    The politicians kill attempts to introduce it with fearmongering over the possibility of people growing marijuana in the fields alongside the commercial hemp, as the two plants appear identical.

    Except they should be thrilled about that possibility. A hemp field destroys nearby marijuana plants. The hemp and marijuana will cross-pollinate, destroying the marijuana's ability to produce THC. Widespread hemp production will force almost all marijuana production indoors (with good filters on the air supply), which makes it much more expensive than it is now.

    But then, I'm expecting rational thought out of politicians, which really is crazy...

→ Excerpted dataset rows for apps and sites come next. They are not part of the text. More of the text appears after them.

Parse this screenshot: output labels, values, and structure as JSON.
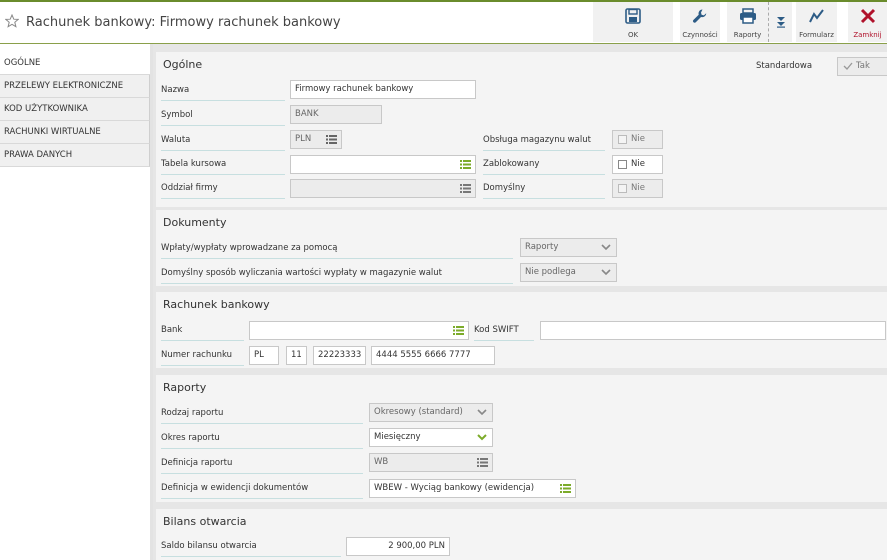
{
  "window": {
    "title": "Rachunek bankowy: Firmowy rachunek bankowy"
  },
  "toolbar": {
    "ok": "OK",
    "actions": "Czynności",
    "reports": "Raporty",
    "forms": "Formularz",
    "close": "Zamknij"
  },
  "sidebar": {
    "items": [
      {
        "label": "OGÓLNE"
      },
      {
        "label": "PRZELEWY ELEKTRONICZNE"
      },
      {
        "label": "KOD UŻYTKOWNIKA"
      },
      {
        "label": "RACHUNKI WIRTUALNE"
      },
      {
        "label": "PRAWA DANYCH"
      }
    ]
  },
  "general": {
    "title": "Ogólne",
    "standard_label": "Standardowa",
    "standard_value": "Tak",
    "name_label": "Nazwa",
    "name_value": "Firmowy rachunek bankowy",
    "symbol_label": "Symbol",
    "symbol_value": "BANK",
    "currency_label": "Waluta",
    "currency_value": "PLN",
    "rate_table_label": "Tabela kursowa",
    "rate_table_value": "",
    "branch_label": "Oddział firmy",
    "branch_value": "",
    "warehouse_label": "Obsługa magazynu walut",
    "warehouse_value": "Nie",
    "blocked_label": "Zablokowany",
    "blocked_value": "Nie",
    "default_label": "Domyślny",
    "default_value": "Nie"
  },
  "documents": {
    "title": "Dokumenty",
    "payments_label": "Wpłaty/wypłaty wprowadzane za pomocą",
    "payments_value": "Raporty",
    "calc_label": "Domyślny sposób wyliczania wartości wypłaty w magazynie walut",
    "calc_value": "Nie podlega"
  },
  "bank_account": {
    "title": "Rachunek bankowy",
    "bank_label": "Bank",
    "bank_value": "",
    "swift_label": "Kod SWIFT",
    "swift_value": "",
    "number_label": "Numer rachunku",
    "number_country": "PL",
    "number_check": "11",
    "number_bank": "22223333",
    "number_account": "4444 5555 6666 7777"
  },
  "reports": {
    "title": "Raporty",
    "type_label": "Rodzaj raportu",
    "type_value": "Okresowy (standard)",
    "period_label": "Okres raportu",
    "period_value": "Miesięczny",
    "definition_label": "Definicja raportu",
    "definition_value": "WB",
    "doc_definition_label": "Definicja w ewidencji dokumentów",
    "doc_definition_value": "WBEW - Wyciąg bankowy (ewidencja)"
  },
  "opening": {
    "title": "Bilans otwarcia",
    "balance_label": "Saldo bilansu otwarcia",
    "balance_value": "2 900,00 PLN"
  },
  "colors": {
    "accent": "#6a8c2c",
    "list_icon": "#7cab2a",
    "close": "#b0122b",
    "toolbar_icon": "#2d5c86"
  }
}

  • Re:Energy efficiency (Score:2, Interesting)

    by Beale ( 676138 ) on Tuesday May 09, 2006 @03:48PM (#15295979)
    On a related note, have you heard of the dual-fuel diesel/sunflower oil engines? []
  • by Reziac ( 43301 ) * on Tuesday May 09, 2006 @09:31PM (#15298081) Homepage Journal
    And according to TFA (or one linked from it, I forget), sugar cane produces 7 units of energy for every unit used in production. That's a helluva lot more efficient even than sugar beets.

    The advantage of sugar beets is that they do well in areas with short growing seasons and long winters -- North Dakota and Minnesota both produce a lot of sugar beets, and are close to markets for the principle waste product (beet pulp, useful as mulch and livestock fodder).

    The only downside I can think of is that you don't want to live downwind of the sugar plant, cuz man, do "used" sugar beets ever stink!

    The U.S. used to grow a lot of sugar cane (mainly along the Mississippi delta) and there's probably no reason we can't return to that, especially since a good deal of what used to be cane fields 200 years ago is now... er, no longer urbanized, thanks to certain hurricanes. Sugar cane used to be very labour-intensive, but I understand there are now harvesting machines for that job.

Can anyone remember when the times were not hard, and money not scarce?